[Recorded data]
»»

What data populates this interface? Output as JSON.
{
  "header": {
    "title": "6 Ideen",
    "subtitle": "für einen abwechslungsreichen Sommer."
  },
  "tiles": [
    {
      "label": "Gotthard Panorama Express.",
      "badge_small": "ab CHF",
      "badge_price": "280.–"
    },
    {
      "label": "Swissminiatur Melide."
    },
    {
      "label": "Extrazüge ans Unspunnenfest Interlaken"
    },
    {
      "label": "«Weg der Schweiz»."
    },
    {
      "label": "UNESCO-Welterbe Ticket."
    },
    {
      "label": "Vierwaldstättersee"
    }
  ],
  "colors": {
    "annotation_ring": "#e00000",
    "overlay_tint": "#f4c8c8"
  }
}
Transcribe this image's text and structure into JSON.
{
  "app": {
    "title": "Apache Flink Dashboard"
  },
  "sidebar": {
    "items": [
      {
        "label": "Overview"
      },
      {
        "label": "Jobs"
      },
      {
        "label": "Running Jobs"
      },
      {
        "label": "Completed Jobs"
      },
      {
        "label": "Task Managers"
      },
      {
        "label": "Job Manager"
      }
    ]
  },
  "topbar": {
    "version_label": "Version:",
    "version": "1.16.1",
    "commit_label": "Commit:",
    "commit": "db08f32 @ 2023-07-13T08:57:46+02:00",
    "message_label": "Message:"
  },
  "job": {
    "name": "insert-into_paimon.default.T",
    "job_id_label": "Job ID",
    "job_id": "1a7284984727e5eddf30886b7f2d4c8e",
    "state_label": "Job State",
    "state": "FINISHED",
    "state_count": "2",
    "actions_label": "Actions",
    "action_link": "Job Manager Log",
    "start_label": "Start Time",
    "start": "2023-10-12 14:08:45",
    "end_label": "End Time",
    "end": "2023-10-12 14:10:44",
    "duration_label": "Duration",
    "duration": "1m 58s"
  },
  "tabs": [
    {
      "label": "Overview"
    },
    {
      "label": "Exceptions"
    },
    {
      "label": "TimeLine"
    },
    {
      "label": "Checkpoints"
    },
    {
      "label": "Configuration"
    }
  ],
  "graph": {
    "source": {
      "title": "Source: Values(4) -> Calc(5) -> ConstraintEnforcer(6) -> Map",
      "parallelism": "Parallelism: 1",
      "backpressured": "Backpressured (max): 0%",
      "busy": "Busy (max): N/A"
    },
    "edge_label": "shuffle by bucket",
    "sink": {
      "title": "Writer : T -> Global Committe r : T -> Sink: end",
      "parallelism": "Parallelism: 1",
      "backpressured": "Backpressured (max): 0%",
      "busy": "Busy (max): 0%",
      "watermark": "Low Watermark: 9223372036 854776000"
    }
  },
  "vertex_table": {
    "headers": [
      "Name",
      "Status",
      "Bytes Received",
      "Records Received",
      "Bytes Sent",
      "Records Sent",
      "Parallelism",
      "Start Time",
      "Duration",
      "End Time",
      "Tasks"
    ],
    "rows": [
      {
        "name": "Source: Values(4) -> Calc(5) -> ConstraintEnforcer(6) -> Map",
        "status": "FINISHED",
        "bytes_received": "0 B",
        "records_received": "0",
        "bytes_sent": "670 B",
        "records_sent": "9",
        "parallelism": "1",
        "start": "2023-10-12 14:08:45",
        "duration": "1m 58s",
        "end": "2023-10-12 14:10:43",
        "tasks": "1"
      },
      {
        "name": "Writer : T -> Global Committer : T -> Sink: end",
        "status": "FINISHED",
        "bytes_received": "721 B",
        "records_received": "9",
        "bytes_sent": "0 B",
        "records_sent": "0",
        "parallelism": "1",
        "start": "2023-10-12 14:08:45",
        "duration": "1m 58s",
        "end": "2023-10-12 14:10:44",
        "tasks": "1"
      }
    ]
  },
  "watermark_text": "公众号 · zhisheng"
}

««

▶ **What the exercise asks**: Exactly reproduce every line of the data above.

▶ **Solution for this problem**:
What data populates this interface? Output as JSON.
{
  "header": {
    "title": "6 Ideen",
    "subtitle": "für einen abwechslungsreichen Sommer."
  },
  "tiles": [
    {
      "label": "Gotthard Panorama Express.",
      "badge_small": "ab CHF",
      "badge_price": "280.–"
    },
    {
      "label": "Swissminiatur Melide."
    },
    {
      "label": "Extrazüge ans Unspunnenfest Interlaken"
    },
    {
      "label": "«Weg der Schweiz»."
    },
    {
      "label": "UNESCO-Welterbe Ticket."
    },
    {
      "label": "Vierwaldstättersee"
    }
  ],
  "colors": {
    "annotation_ring": "#e00000",
    "overlay_tint": "#f4c8c8"
  }
}
Transcribe this image's text and structure into JSON.
{
  "app": {
    "title": "Apache Flink Dashboard"
  },
  "sidebar": {
    "items": [
      {
        "label": "Overview"
      },
      {
        "label": "Jobs"
      },
      {
        "label": "Running Jobs"
      },
      {
        "label": "Completed Jobs"
      },
      {
        "label": "Task Managers"
      },
      {
        "label": "Job Manager"
      }
    ]
  },
  "topbar": {
    "version_label": "Version:",
    "version": "1.16.1",
    "commit_label": "Commit:",
    "commit": "db08f32 @ 2023-07-13T08:57:46+02:00",
    "message_label": "Message:"
  },
  "job": {
    "name": "insert-into_paimon.default.T",
    "job_id_label": "Job ID",
    "job_id": "1a7284984727e5eddf30886b7f2d4c8e",
    "state_label": "Job State",
    "state": "FINISHED",
    "state_count": "2",
    "actions_label": "Actions",
    "action_link": "Job Manager Log",
    "start_label": "Start Time",
    "start": "2023-10-12 14:08:45",
    "end_label": "End Time",
    "end": "2023-10-12 14:10:44",
    "duration_label": "Duration",
    "duration": "1m 58s"
  },
  "tabs": [
    {
      "label": "Overview"
    },
    {
      "label": "Exceptions"
    },
    {
      "label": "TimeLine"
    },
    {
      "label": "Checkpoints"
    },
    {
      "label": "Configuration"
    }
  ],
  "graph": {
    "source": {
      "title": "Source: Values(4) -> Calc(5) -> ConstraintEnforcer(6) -> Map",
      "parallelism": "Parallelism: 1",
      "backpressured": "Backpressured (max): 0%",
      "busy": "Busy (max): N/A"
    },
    "edge_label": "shuffle by bucket",
    "sink": {
      "title": "Writer : T -> Global Committe r : T -> Sink: end",
      "parallelism": "Parallelism: 1",
      "backpressured": "Backpressured (max): 0%",
      "busy": "Busy (max): 0%",
      "watermark": "Low Watermark: 9223372036 854776000"
    }
  },
  "vertex_table": {
    "headers": [
      "Name",
      "Status",
      "Bytes Received",
      "Records Received",
      "Bytes Sent",
      "Records Sent",
      "Parallelism",
      "Start Time",
      "Duration",
      "End Time",
      "Tasks"
    ],
    "rows": [
      {
        "name": "Source: Values(4) -> Calc(5) -> ConstraintEnforcer(6) -> Map",
        "status": "FINISHED",
        "bytes_received": "0 B",
        "records_received": "0",
        "bytes_sent": "670 B",
        "records_sent": "9",
        "parallelism": "1",
        "start": "2023-10-12 14:08:45",
        "duration": "1m 58s",
        "end": "2023-10-12 14:10:43",
        "tasks": "1"
      },
      {
        "name": "Writer : T -> Global Committer : T -> Sink: end",
        "status": "FINISHED",
        "bytes_received": "721 B",
        "records_received": "9",
        "bytes_sent": "0 B",
        "records_sent": "0",
        "parallelism": "1",
        "start": "2023-10-12 14:08:45",
        "duration": "1m 58s",
        "end": "2023-10-12 14:10:44",
        "tasks": "1"
      }
    ]
  },
  "watermark_text": "公众号 · zhisheng"
}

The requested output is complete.